* What to produce *
Whenever a line of the data below holds the string "this", copy that line.
*** Exercise data ***
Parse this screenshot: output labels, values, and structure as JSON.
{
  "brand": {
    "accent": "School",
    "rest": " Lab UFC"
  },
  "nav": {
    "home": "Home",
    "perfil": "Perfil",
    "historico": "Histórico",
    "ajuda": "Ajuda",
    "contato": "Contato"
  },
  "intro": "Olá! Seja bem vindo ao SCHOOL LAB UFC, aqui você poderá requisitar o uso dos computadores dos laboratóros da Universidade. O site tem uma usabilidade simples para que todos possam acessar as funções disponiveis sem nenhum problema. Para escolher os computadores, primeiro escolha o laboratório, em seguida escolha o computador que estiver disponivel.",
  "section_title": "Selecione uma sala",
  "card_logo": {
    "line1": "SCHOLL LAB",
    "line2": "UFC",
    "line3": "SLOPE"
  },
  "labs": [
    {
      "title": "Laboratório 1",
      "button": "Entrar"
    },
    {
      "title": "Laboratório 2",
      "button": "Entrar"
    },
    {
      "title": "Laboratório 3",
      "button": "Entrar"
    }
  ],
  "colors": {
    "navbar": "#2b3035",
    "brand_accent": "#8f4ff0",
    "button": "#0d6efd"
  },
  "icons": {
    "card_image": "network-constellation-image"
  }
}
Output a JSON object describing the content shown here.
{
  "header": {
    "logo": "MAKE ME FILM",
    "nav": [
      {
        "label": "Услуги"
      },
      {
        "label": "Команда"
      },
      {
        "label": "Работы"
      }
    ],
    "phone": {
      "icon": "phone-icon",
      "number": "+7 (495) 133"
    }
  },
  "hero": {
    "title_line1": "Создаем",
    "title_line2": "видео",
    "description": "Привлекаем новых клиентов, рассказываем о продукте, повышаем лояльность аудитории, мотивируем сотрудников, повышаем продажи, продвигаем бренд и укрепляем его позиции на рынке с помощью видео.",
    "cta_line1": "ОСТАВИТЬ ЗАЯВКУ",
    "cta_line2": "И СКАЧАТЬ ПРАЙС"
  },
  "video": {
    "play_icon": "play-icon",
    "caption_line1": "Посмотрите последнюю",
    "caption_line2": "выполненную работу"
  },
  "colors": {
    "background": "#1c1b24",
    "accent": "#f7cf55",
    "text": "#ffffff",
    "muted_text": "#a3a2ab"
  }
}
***
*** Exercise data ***
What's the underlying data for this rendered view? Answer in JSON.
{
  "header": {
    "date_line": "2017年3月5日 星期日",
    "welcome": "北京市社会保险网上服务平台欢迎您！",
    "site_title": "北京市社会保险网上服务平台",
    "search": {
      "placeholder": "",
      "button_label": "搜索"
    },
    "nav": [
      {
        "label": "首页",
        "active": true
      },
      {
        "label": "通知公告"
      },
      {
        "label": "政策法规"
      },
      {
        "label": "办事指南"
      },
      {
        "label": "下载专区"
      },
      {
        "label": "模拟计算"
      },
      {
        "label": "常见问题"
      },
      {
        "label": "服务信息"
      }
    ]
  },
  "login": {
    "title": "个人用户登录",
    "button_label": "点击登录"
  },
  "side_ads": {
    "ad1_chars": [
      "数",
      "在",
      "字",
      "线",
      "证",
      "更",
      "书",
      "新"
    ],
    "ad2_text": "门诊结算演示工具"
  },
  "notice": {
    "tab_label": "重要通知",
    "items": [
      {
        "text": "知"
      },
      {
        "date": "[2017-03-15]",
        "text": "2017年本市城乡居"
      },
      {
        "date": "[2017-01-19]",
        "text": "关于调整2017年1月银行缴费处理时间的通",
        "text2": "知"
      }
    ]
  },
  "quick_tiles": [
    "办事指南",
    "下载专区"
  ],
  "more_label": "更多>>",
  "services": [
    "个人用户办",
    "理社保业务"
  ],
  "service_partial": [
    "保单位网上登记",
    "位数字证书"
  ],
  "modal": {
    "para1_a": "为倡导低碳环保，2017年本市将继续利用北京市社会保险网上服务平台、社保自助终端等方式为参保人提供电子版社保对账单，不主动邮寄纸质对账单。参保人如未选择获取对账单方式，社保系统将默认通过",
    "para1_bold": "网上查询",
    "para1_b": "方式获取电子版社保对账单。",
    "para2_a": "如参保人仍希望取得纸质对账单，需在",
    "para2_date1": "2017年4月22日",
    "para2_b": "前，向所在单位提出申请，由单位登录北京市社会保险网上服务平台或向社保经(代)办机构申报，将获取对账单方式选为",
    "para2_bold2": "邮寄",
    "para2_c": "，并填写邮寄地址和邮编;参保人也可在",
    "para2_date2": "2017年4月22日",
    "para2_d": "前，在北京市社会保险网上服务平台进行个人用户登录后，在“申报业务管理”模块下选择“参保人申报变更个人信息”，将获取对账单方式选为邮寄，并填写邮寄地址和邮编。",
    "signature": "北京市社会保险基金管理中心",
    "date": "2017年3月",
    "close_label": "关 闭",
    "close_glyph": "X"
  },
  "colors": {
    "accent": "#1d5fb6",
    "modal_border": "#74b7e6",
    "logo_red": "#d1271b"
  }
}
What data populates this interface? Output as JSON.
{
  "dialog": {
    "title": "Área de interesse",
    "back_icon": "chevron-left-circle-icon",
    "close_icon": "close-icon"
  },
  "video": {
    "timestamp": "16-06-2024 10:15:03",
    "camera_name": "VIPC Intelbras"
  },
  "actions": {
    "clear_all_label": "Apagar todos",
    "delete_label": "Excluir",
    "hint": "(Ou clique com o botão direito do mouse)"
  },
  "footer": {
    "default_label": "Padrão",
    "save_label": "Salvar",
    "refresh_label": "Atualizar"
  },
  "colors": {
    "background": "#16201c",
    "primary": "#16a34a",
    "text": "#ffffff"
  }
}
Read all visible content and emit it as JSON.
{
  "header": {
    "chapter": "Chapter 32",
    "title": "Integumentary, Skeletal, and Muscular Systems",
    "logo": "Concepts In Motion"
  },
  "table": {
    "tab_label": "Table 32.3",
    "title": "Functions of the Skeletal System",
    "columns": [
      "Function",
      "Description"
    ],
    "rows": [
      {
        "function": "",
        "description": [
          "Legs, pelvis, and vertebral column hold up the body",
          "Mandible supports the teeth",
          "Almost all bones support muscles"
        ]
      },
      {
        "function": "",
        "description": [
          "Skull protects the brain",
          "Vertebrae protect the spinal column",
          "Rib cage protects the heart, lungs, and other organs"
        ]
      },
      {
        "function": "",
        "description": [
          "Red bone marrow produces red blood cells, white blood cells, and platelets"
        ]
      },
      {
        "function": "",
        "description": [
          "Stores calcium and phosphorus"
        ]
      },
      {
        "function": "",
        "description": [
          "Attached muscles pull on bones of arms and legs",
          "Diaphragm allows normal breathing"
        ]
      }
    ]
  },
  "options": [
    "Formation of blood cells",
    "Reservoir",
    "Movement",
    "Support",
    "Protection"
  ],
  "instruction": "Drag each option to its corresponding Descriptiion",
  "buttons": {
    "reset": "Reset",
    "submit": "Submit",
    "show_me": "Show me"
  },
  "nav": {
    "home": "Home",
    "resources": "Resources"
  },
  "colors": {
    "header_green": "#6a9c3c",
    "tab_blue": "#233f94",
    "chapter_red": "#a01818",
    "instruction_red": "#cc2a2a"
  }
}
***
* Your response *
Parse this screenshot: output labels, values, and structure as JSON.
What's the underlying data for this rendered view? Answer in JSON.
What data populates this interface? Output as JSON.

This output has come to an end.